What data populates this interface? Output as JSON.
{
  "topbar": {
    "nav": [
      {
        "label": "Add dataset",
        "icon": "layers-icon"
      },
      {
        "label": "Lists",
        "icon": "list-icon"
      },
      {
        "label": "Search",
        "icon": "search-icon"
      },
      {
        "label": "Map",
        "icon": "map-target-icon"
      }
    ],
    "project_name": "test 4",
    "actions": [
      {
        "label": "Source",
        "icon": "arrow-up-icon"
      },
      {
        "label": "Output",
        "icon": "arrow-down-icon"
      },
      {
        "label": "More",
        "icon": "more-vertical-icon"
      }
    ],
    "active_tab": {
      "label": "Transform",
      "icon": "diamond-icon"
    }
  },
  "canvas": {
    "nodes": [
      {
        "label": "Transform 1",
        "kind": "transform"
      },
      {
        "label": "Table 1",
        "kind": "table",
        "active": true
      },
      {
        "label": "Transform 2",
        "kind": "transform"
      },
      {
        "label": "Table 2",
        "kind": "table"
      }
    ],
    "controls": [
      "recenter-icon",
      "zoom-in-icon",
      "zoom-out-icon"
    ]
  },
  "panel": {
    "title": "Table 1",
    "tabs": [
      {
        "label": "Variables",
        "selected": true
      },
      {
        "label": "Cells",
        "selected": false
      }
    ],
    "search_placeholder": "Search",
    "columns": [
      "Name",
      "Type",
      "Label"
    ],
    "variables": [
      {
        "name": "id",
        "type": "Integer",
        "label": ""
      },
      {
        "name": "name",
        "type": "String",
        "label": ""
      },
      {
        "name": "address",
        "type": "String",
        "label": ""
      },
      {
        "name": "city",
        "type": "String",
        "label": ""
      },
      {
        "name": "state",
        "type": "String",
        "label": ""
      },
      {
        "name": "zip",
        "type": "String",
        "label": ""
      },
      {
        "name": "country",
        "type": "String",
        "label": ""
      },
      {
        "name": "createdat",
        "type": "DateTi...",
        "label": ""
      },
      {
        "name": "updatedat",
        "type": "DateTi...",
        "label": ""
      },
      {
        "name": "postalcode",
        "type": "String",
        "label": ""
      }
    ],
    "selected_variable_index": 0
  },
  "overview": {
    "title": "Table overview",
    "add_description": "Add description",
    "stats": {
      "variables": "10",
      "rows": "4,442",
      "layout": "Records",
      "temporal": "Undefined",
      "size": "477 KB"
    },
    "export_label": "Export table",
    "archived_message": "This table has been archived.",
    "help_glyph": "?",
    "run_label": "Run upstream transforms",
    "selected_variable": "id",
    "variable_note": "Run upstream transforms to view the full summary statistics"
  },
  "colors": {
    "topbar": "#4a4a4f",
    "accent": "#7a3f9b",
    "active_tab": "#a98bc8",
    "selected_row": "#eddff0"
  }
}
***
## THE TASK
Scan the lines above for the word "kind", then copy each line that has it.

## FINAL ANSWER
        "kind": "transform"
        "kind": "table",
        "kind": "transform"
        "kind": "table"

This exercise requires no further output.